Data extracted from a collection
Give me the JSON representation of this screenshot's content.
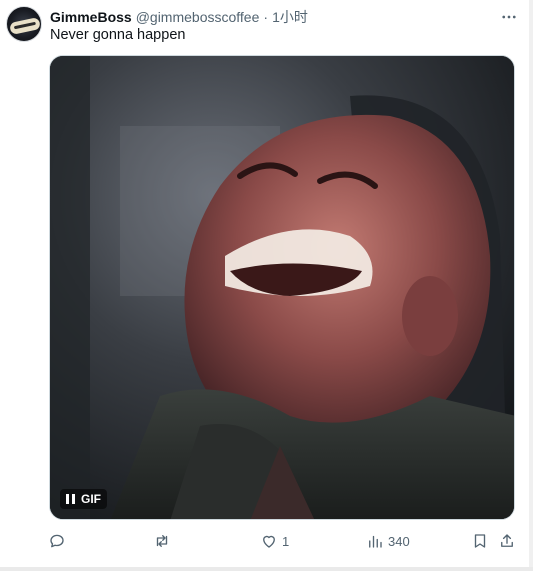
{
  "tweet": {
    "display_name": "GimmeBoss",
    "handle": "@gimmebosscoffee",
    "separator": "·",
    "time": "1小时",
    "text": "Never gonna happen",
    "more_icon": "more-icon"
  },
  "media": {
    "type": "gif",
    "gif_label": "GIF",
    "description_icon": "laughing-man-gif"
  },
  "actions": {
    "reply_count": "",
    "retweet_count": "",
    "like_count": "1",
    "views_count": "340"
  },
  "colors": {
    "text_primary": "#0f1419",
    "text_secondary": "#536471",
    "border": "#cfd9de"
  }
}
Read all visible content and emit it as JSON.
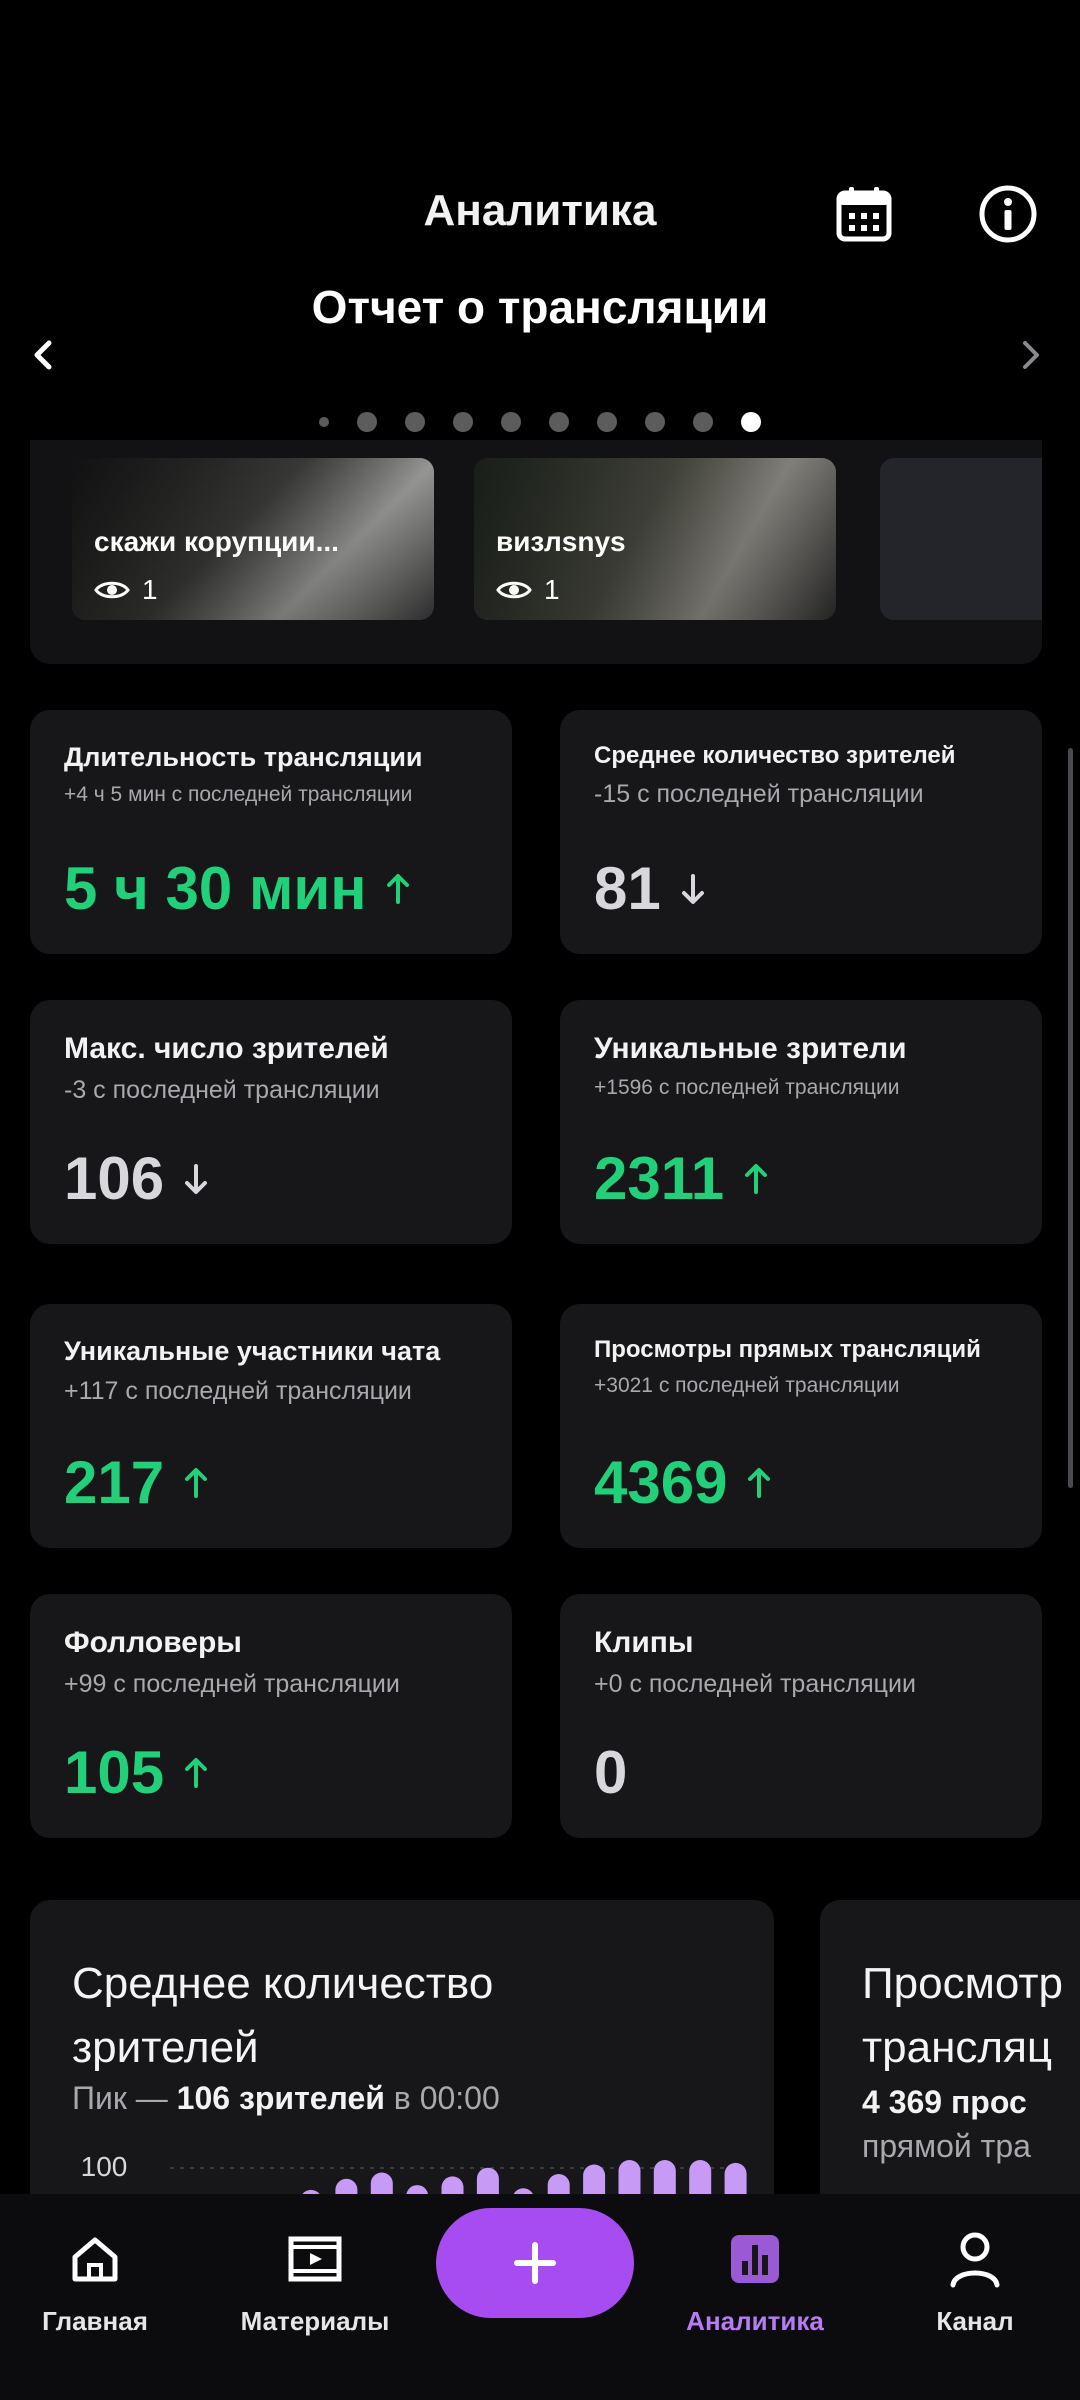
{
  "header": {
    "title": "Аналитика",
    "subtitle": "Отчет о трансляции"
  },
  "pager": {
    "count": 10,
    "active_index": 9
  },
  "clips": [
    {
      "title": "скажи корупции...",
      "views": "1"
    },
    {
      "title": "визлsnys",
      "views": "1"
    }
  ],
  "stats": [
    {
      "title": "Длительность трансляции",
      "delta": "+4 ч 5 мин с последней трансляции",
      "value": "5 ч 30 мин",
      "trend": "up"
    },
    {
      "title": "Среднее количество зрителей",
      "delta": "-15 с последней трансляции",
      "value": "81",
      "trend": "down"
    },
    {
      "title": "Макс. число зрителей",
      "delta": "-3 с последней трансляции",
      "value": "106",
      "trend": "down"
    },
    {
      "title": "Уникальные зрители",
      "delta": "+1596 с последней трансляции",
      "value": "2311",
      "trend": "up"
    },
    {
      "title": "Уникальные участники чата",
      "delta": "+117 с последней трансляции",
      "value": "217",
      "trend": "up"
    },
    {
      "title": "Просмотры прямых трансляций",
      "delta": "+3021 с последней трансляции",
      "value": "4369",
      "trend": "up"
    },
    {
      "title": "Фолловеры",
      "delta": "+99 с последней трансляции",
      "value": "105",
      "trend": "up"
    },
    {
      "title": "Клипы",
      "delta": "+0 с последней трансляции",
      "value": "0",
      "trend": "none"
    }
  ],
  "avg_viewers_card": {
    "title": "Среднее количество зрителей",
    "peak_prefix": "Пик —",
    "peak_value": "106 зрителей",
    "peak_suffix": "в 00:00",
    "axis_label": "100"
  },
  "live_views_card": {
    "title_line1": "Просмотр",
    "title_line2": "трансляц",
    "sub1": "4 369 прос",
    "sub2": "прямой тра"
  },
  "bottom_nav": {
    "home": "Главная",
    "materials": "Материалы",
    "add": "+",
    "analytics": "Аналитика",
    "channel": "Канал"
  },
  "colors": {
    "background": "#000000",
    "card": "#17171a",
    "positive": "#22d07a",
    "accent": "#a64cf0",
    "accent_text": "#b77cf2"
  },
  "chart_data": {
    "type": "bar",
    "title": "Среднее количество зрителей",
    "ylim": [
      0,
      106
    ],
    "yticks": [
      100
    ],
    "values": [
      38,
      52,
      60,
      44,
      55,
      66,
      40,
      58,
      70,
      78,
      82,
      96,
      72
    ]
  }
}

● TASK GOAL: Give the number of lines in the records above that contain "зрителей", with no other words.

● TASK RESULT: 5